On Aug. 13, 2014, police in Ferguson, Missouri, assaulted and arrested two journalists for allegedly failing to exit a McDonald's quickly enough while on a break from covering the protests. Since then, police actions against journalists in Ferguson have escalated in severity and frequency. Many have been tear gassed and shot with rubber bullets and at least nine more have been arrested.
It should go without saying that these arrests are a gross violation of the reporters' First Amendment rights, and attempts to prevent journalists from lawfully doing their job on the streets of Ferguson are downright illegal. We will be documenting each journalist arrest below and are filing public records requests for the arrest records of the journalists who have been assaulted, detained, and arrested in Ferguson. All requests are publicly available on MuckRock.
August 19, 2014
- Lukas Hermsmeier of Bild: source | records request.
- Ryan Devereaux of the Intercept: source | records request.
August 18, 2014
- Ansgar Graw of Die Welt: source | records request.
- Frank Hermann of Der Standard: source | records request.
- Scott Olson of Getty Images: source | records request.
- Kerry Picket of Breitbart News: source | records request.
August 17, 2014
- Rob Crilly of The Telegraph: source | records request.
- Robert Klemko of Sports Illustrated: source | records request.
- Neil Munshi of the Financial Times: source | records request.
August 13, 2014
- Antonio French, St. Louis alderman and citizen journalist: source | records request.
- Wesley Lowery of The Washington Post: source | records request (by J. K. Trotter).

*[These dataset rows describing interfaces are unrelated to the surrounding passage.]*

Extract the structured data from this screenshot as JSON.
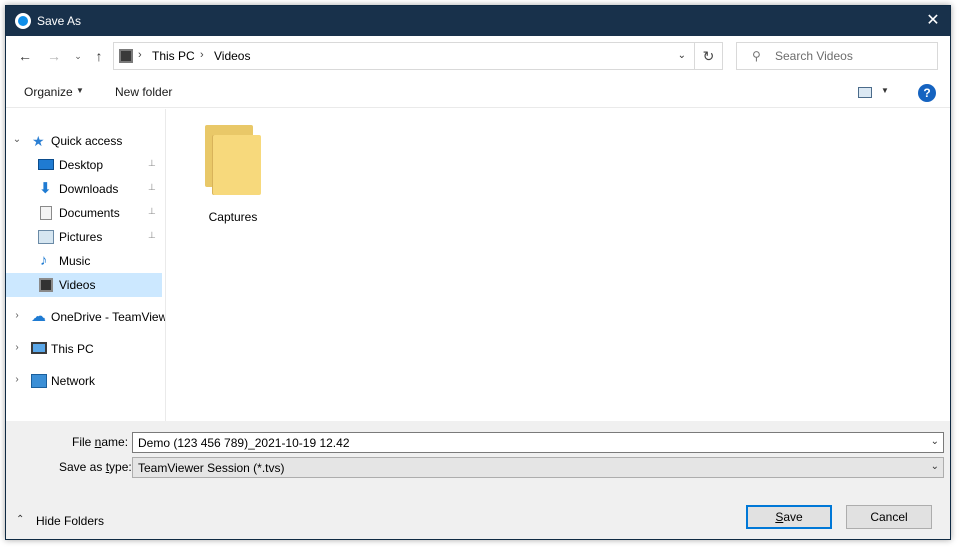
{
  "window": {
    "title": "Save As",
    "close_label": "✕",
    "accent_color": "#18314b"
  },
  "navigation": {
    "back_label": "←",
    "forward_label": "→",
    "recent_label": "⌄",
    "up_label": "↑"
  },
  "address": {
    "breadcrumbs": [
      "This PC",
      "Videos"
    ],
    "separator": "›",
    "dropdown_label": "⌄",
    "refresh_label": "↻"
  },
  "search": {
    "placeholder": "Search Videos",
    "icon": "search-icon"
  },
  "toolbar": {
    "organize_label": "Organize",
    "organize_caret": "▼",
    "new_folder_label": "New folder",
    "view_caret": "▼",
    "help_label": "?"
  },
  "sidebar": {
    "items": [
      {
        "label": "Quick access",
        "icon": "star-icon",
        "expander": "⌄",
        "pinned": false
      },
      {
        "label": "Desktop",
        "icon": "desktop-icon",
        "pinned": true
      },
      {
        "label": "Downloads",
        "icon": "download-icon",
        "pinned": true
      },
      {
        "label": "Documents",
        "icon": "document-icon",
        "pinned": true
      },
      {
        "label": "Pictures",
        "icon": "pictures-icon",
        "pinned": true
      },
      {
        "label": "Music",
        "icon": "music-icon",
        "pinned": false
      },
      {
        "label": "Videos",
        "icon": "videos-icon",
        "pinned": false,
        "selected": true
      },
      {
        "label": "OneDrive - TeamViewer",
        "icon": "onedrive-icon",
        "expander": "›"
      },
      {
        "label": "This PC",
        "icon": "this-pc-icon",
        "expander": "›"
      },
      {
        "label": "Network",
        "icon": "network-icon",
        "expander": "›"
      }
    ],
    "pin_glyph": "📌"
  },
  "content": {
    "folders": [
      {
        "name": "Captures",
        "icon": "folder-icon"
      }
    ]
  },
  "form": {
    "file_name_label_prefix": "File ",
    "file_name_label_ul": "n",
    "file_name_label_suffix": "ame:",
    "file_name_value": "Demo (123 456 789)_2021-10-19 12.42",
    "save_type_label_prefix": "Save as ",
    "save_type_label_ul": "t",
    "save_type_label_suffix": "ype:",
    "save_type_value": "TeamViewer Session (*.tvs)",
    "dropdown_label": "⌄"
  },
  "footer": {
    "hide_folders_label": "Hide Folders",
    "hide_folders_chevron": "⌃",
    "save_label_ul": "S",
    "save_label_rest": "ave",
    "cancel_label": "Cancel"
  }
}
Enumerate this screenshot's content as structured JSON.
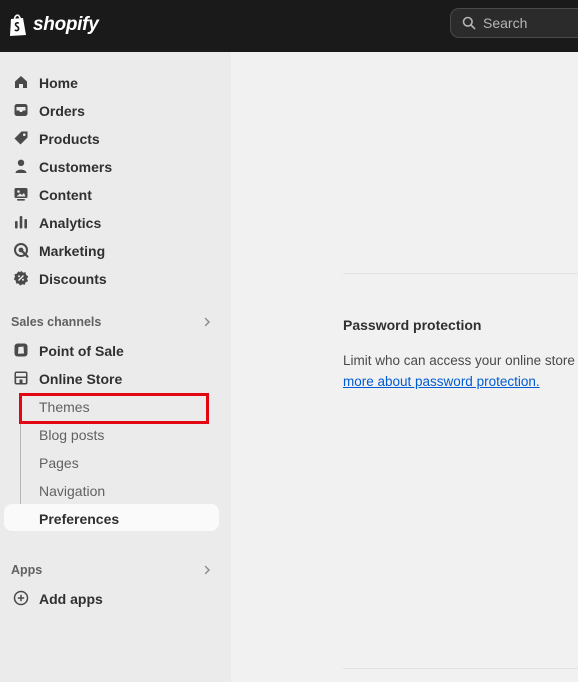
{
  "app": {
    "brand": "shopify",
    "search_placeholder": "Search"
  },
  "sidebar": {
    "items": [
      {
        "label": "Home",
        "icon": "home-icon"
      },
      {
        "label": "Orders",
        "icon": "inbox-icon"
      },
      {
        "label": "Products",
        "icon": "tag-icon"
      },
      {
        "label": "Customers",
        "icon": "person-icon"
      },
      {
        "label": "Content",
        "icon": "image-icon"
      },
      {
        "label": "Analytics",
        "icon": "bar-chart-icon"
      },
      {
        "label": "Marketing",
        "icon": "target-icon"
      },
      {
        "label": "Discounts",
        "icon": "discount-icon"
      }
    ],
    "sales_channels_label": "Sales channels",
    "channels": [
      {
        "label": "Point of Sale",
        "icon": "pos-icon"
      },
      {
        "label": "Online Store",
        "icon": "store-icon"
      }
    ],
    "online_store_subitems": [
      {
        "label": "Themes"
      },
      {
        "label": "Blog posts"
      },
      {
        "label": "Pages"
      },
      {
        "label": "Navigation"
      },
      {
        "label": "Preferences"
      }
    ],
    "apps_label": "Apps",
    "add_apps_label": "Add apps"
  },
  "main": {
    "password_protection_title": "Password protection",
    "password_protection_desc": "Limit who can access your online store",
    "password_protection_link": "more about password protection."
  },
  "colors": {
    "topbar": "#1a1a1a",
    "sidebar": "#ebebeb",
    "main_bg": "#f1f1f1",
    "link": "#005bd3",
    "highlight": "#e30613"
  }
}
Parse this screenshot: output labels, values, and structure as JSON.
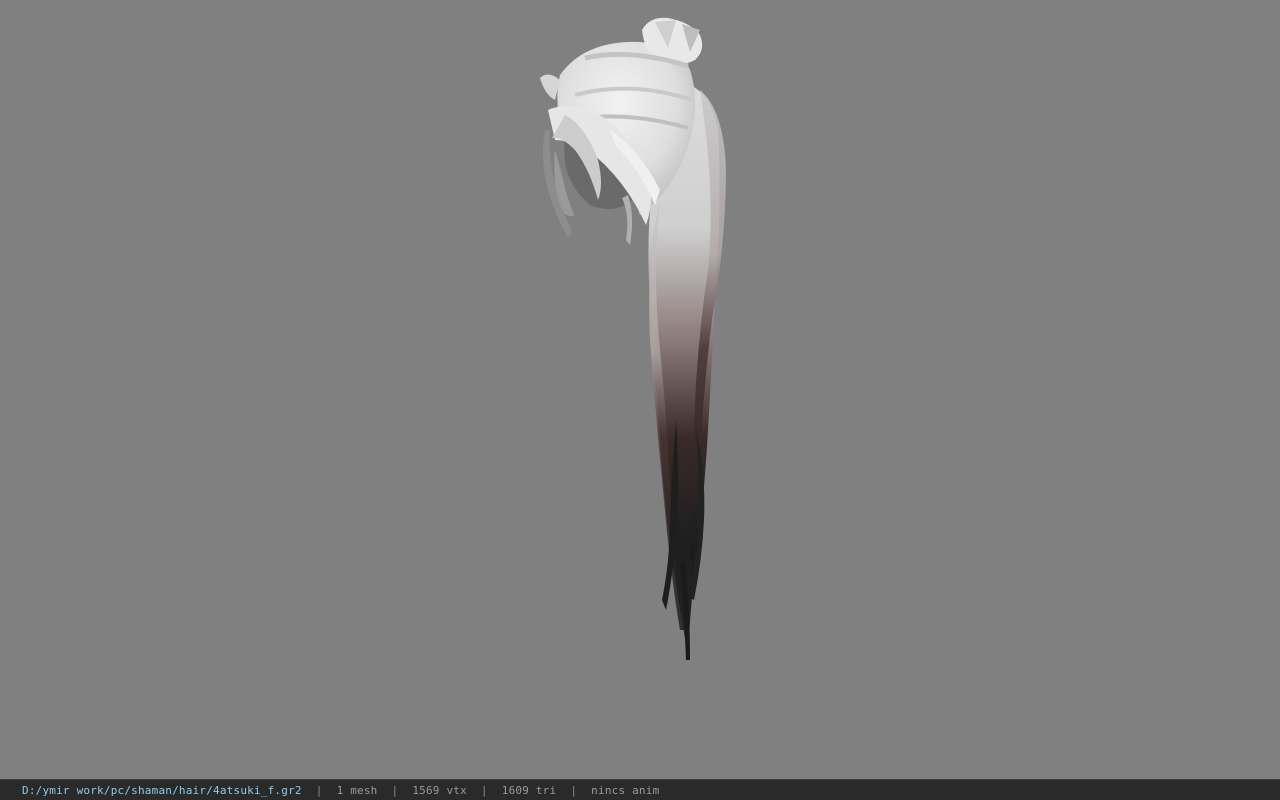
{
  "viewport": {
    "background_color": "#808080",
    "model_icon": "hair-model"
  },
  "status": {
    "file_path": "D:/ymir work/pc/shaman/hair/4atsuki_f.gr2",
    "separator": "|",
    "mesh_count": "1 mesh",
    "vertex_count": "1569 vtx",
    "triangle_count": "1609 tri",
    "anim_status": "nincs anim"
  }
}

- Ryan J. Reilly of The Huffington Post: source | records request (by J. K. Trotter).
We insist that the St. Louis County Police Department, Ferguson Police Department, and Missouri Highway Patrol cease and desist from violating the Constiutional rights of reporters covering the protests, and respect the court document they all signed agreeing that the media and members of the public have a right to record public events without abridgement. This document is not necessary, as the First Amendment provides that right to all members of the media and public, but it's an indication of how the police have decided to ignore the law.
Freedom of the Press Foundation is monitoring the situation and will be filing requests and updating this blog post for as long as necessary.
[Editor's note: Guest contributor Runa A. Sandvik is a privacy and security researcher, working at the intersection of technology, law and policy. She is a Forbes contributor, a technical advisor to the TrueCrypt Audit project, and a member of the review board for Black Hat Europe. Prior to joining the Freedom of the Press Foundation as a full-time technologist in June 2014, she worked with The Tor Project for four years.]